not to decide beforehand what is supposed to happen. But one thing we did
this time was that we tried to develop the songs so that they all had real
choruses, which is something we started to figure out on 'Trial of the
Century.' Before that, we sort of thought, 'Why write a conventional song?
We're better than that!' [Laughs] But it turns out that we were maybe just
For the new album, the
group succeeded in crafting more traditional verse/chorus/bridge pop songs,
while at the same time maintaining a punk-rock edge and indulging a more
layered and atmospheric sound (with help from producer Doug Boehm) that
recalls Brian Eno's work with U2, James or the Talking Heads.
"During the recording,
we were thinking ahead to getting a bigger sound live, so there are also a
lot more tracks and layers and different sounds," Stumpf says. "Josh and I
write a lot of the songs like hip-hop tracks, where it's basically kind of a
loop; we don't sit down very often with an acoustic guitar and write
melodies and lyrics. We finish the song after the fact, based on the
production -- the sound, the mood and the ambience -- and whatever that
"Two Thousand" is by far
the French Kicks' strongest album to date, though Stumpf confesses that the

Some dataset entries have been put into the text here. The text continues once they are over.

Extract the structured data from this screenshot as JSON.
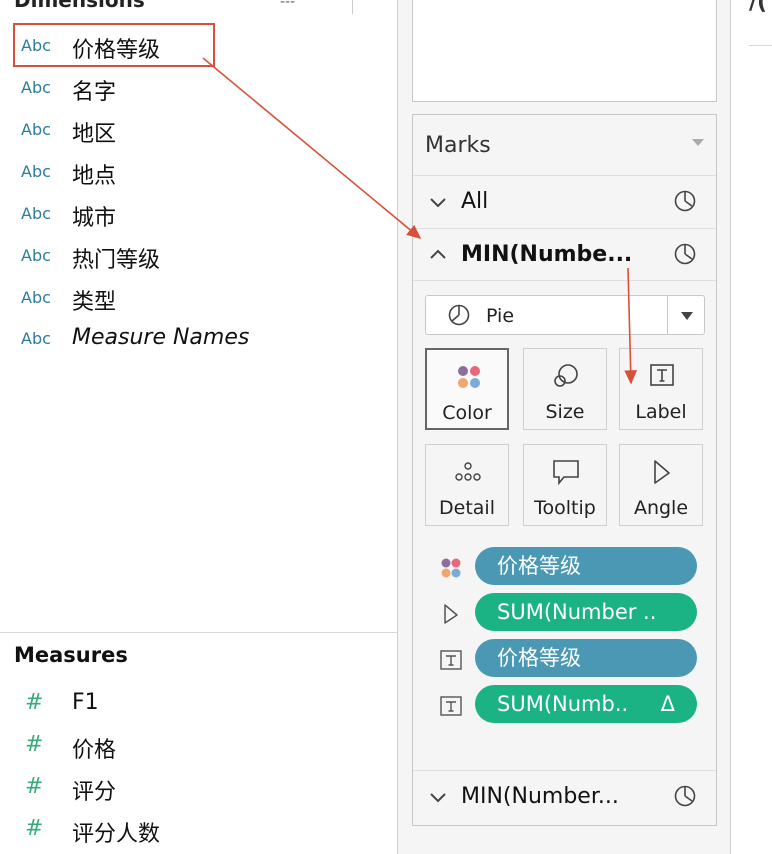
{
  "dimensions": {
    "header": "Dimensions",
    "tools_text": "---",
    "fields": [
      {
        "type": "Abc",
        "name": "价格等级"
      },
      {
        "type": "Abc",
        "name": "名字"
      },
      {
        "type": "Abc",
        "name": "地区"
      },
      {
        "type": "Abc",
        "name": "地点"
      },
      {
        "type": "Abc",
        "name": "城市"
      },
      {
        "type": "Abc",
        "name": "热门等级"
      },
      {
        "type": "Abc",
        "name": "类型"
      },
      {
        "type": "Abc",
        "name": "Measure Names"
      }
    ]
  },
  "measures": {
    "header": "Measures",
    "fields": [
      {
        "type": "#",
        "name": "F1"
      },
      {
        "type": "#",
        "name": "价格"
      },
      {
        "type": "#",
        "name": "评分"
      },
      {
        "type": "#",
        "name": "评分人数"
      }
    ]
  },
  "marks": {
    "title": "Marks",
    "layers": [
      {
        "chevron": "⌄",
        "name": "All"
      },
      {
        "chevron": "⌃",
        "name": "MIN(Numbe..."
      },
      {
        "chevron": "⌄",
        "name": "MIN(Number..."
      }
    ],
    "mark_type": "Pie",
    "buttons": [
      {
        "label": "Color"
      },
      {
        "label": "Size"
      },
      {
        "label": "Label"
      },
      {
        "label": "Detail"
      },
      {
        "label": "Tooltip"
      },
      {
        "label": "Angle"
      }
    ],
    "pills": [
      {
        "label": "价格等级",
        "color": "#4a98b4"
      },
      {
        "label": "SUM(Number ..",
        "color": "#1bb383"
      },
      {
        "label": "价格等级",
        "color": "#4a98b4"
      },
      {
        "label": "SUM(Numb..",
        "color": "#1bb383",
        "badge": "Δ"
      }
    ]
  },
  "right_panel": {
    "header_partial": "/("
  },
  "colors": {
    "annotation": "#d9503a",
    "dimension_type": "#2c7d9a",
    "measure_type": "#3aaa7a"
  }
}
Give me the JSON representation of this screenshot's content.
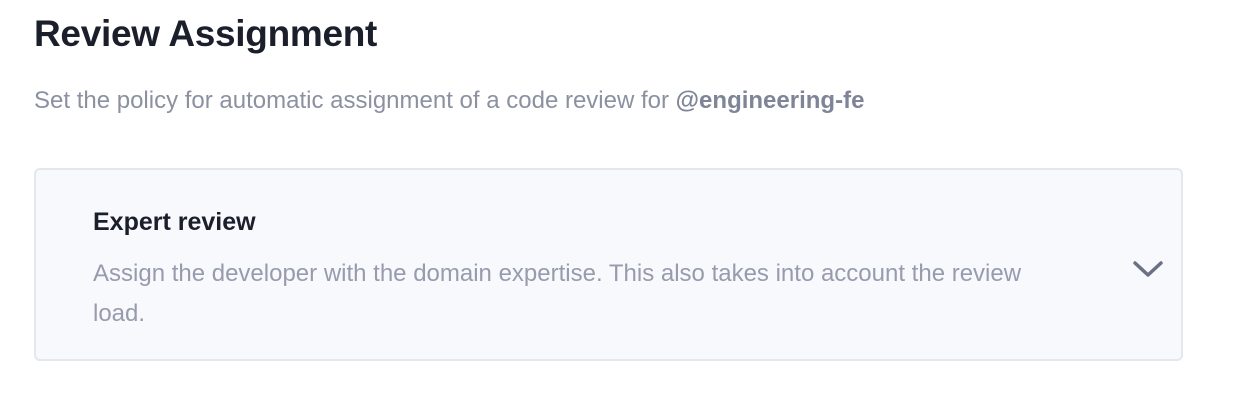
{
  "header": {
    "title": "Review Assignment",
    "subtitle_prefix": "Set the policy for automatic assignment of a code review for ",
    "team_handle": "@engineering-fe"
  },
  "policy_select": {
    "selected_title": "Expert review",
    "selected_description": "Assign the developer with the domain expertise. This also takes into account the review load.",
    "expand_icon": "chevron-down-icon"
  }
}
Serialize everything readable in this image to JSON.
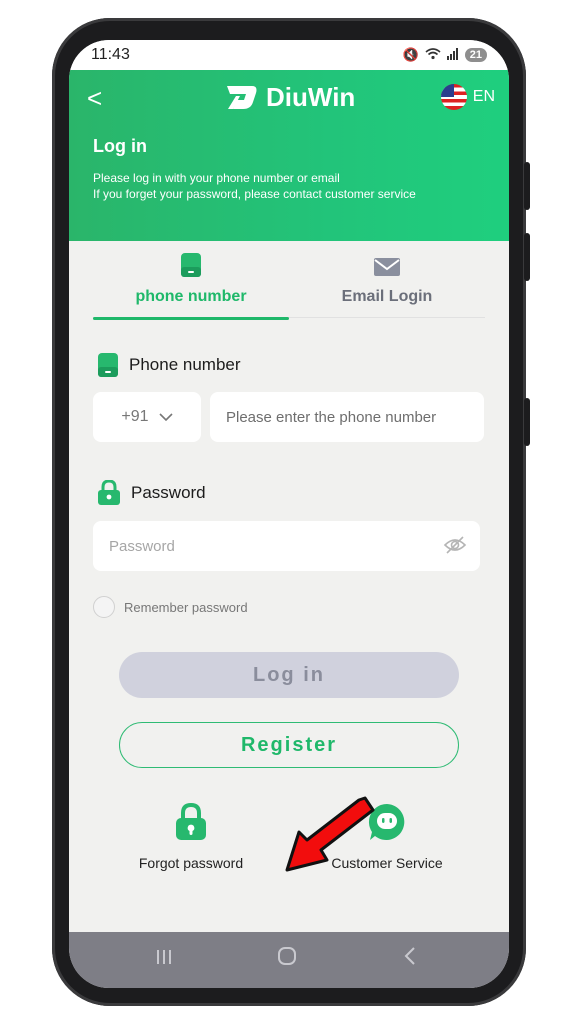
{
  "status": {
    "time": "11:43",
    "battery": "21"
  },
  "header": {
    "back": "<",
    "brand": "DiuWin",
    "lang": "EN",
    "title": "Log in",
    "subtitle_1": "Please log in with your phone number or email",
    "subtitle_2": "If you forget your password, please contact customer service",
    "bg_color": "#22c47a"
  },
  "tabs": [
    {
      "label": "phone number",
      "active": true,
      "icon": "phone-icon"
    },
    {
      "label": "Email Login",
      "active": false,
      "icon": "mail-icon"
    }
  ],
  "phone_section": {
    "label": "Phone number",
    "country_code": "+91",
    "placeholder": "Please enter the phone number"
  },
  "password_section": {
    "label": "Password",
    "placeholder": "Password"
  },
  "remember": "Remember password",
  "buttons": {
    "login": "Log in",
    "register": "Register"
  },
  "bottom": {
    "forgot": "Forgot password",
    "service": "Customer Service"
  },
  "accent_color": "#1fb86a"
}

group wasn't entirely sure if had met the goals it set when it started
"This was a hard one to
do, and very labor-intensive, precisely because we were challenging
ourselves. We had 20 songs going in, and many of them had been worked on for

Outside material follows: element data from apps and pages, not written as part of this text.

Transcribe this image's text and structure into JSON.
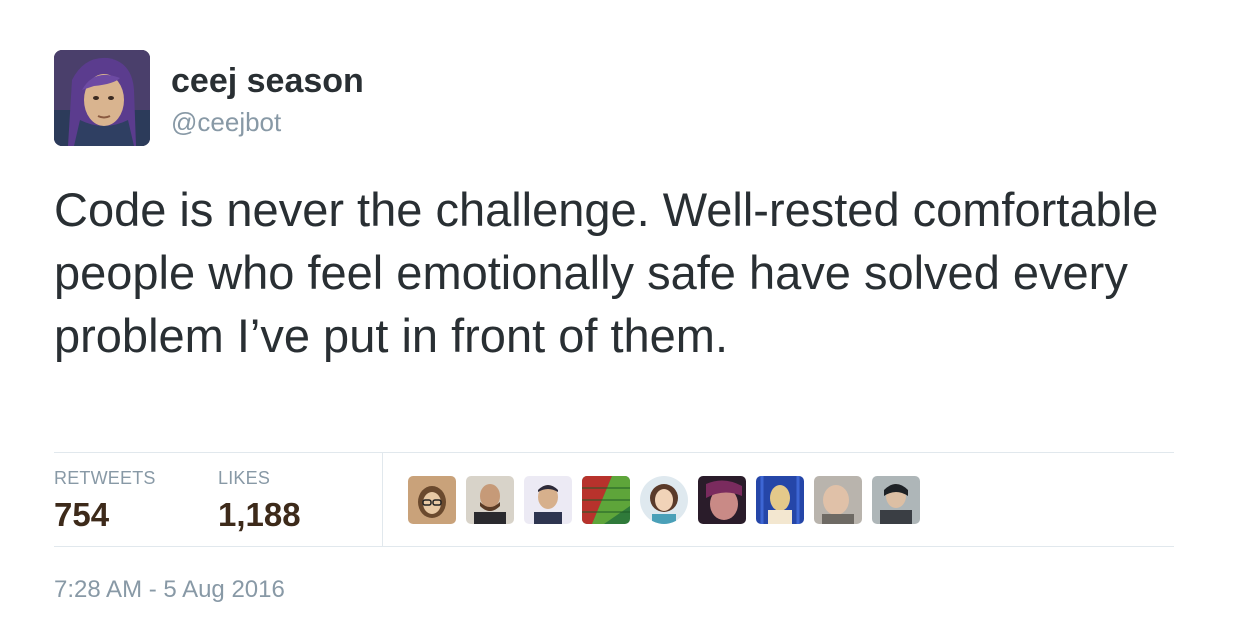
{
  "author": {
    "display_name": "ceej season",
    "handle": "@ceejbot"
  },
  "tweet": {
    "text": "Code is never the challenge. Well-rested comfortable people who feel emotionally safe have solved every problem I’ve put in front of them."
  },
  "stats": {
    "retweets_label": "RETWEETS",
    "retweets_count": "754",
    "likes_label": "LIKES",
    "likes_count": "1,188"
  },
  "timestamp": "7:28 AM - 5 Aug 2016",
  "colors": {
    "text": "#292f33",
    "muted": "#8899a6",
    "count": "#3d2a1a",
    "divider": "#e1e8ed"
  }
}
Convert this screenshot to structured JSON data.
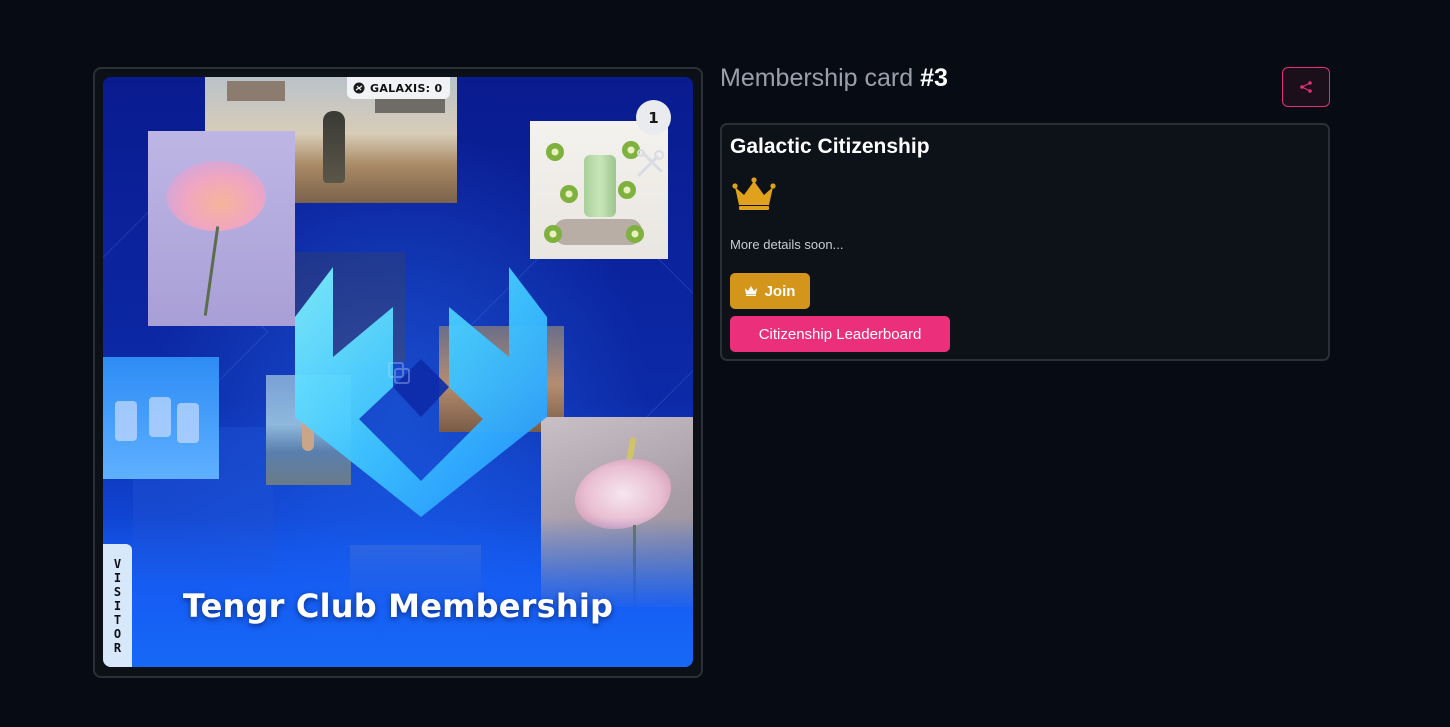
{
  "card": {
    "galaxis_label": "GALAXIS: 0",
    "counter": "1",
    "title": "Tengr Club Membership",
    "visitor_letters": [
      "V",
      "I",
      "S",
      "I",
      "T",
      "O",
      "R"
    ]
  },
  "header": {
    "title_prefix": "Membership card",
    "title_number": "#3"
  },
  "panel": {
    "title": "Galactic Citizenship",
    "description": "More details soon...",
    "join_label": "Join",
    "leaderboard_label": "Citizenship Leaderboard"
  },
  "colors": {
    "background": "#070b13",
    "accent_pink": "#ec2f7b",
    "accent_gold": "#d4961a",
    "card_blue": "#0c2aa8"
  },
  "icons": {
    "share": "share-icon",
    "crown": "crown-icon",
    "galaxis": "galaxis-icon"
  }
}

hundreds of hours, and we ended up scrapping a lot of them. A lot of the
stuff that ended up on the record was sort of done with these very
last-minute arrangement decisions, so we didn't really know what we were

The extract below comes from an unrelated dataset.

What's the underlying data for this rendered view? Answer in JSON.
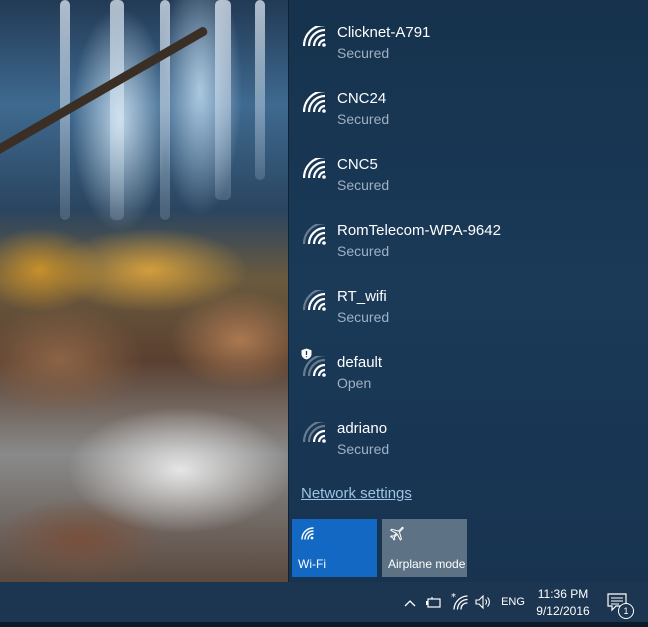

going to get. The night we finished it, there was a chorus of, 'What the
hell did we do?'
"I feel great about it
now, but it took a while. I couldn't listen to it for a while, and
[producer] Dough Boehm actually said the same thing. I saw him recently in
L.A., and he was like, 'I still haven't listened to it.' I was like, 'You
should!' And relatively soon after that, he called and said, 'It's good!'
And that's the same reaction we had, when we had a record release party and
they were playing it as we walked in and we were finally able to hear like a
normal record in the background and think, 'You know, I guess we did all
REASONS FOR LIVING
For those who have a
hard time walking and chewing gum, the idea of singing lead vocals and
fronting a rock band while playing drums is daunting. "You can drill
yourself into being able to do almost anything at the same time," Nick
Stumpf insists, and he did a great job filling both roles with the French
Kicks for some time -- though it's interesting to note that these days, he's
Surely, if it was really
so easy, we'd have seen a lot more singing drummers in rock history, but the
list of the greats is pretty short. With all due respect to Ringo Starr (a
great drummer, but never a very good singer), and less to Don Henley (a fine
singer, but no great shakes as a drummer), here are my choices for the
Phil Collins: But
only with Genesis in the years immediately after he replaced Peter Gabriel,
circa "Trick of the Tail" and "Wind & Wuthering" (1976).
Tragically underrated both as a haunting and emotional singer and a simple
but exquisitely tasteful percussionist.
Sure, he was cast to play the drummer of the Monkees on TV. But he developed
into a fine percussionist, and he always had the best voice in the group.
Just listen to the "The Porpoise Song."
Not only did he play intensely strange and complicated rhythms with French
progressive-rockers Magma while simultaneously singing, he did it in an
alien language entirely of the band's own invention.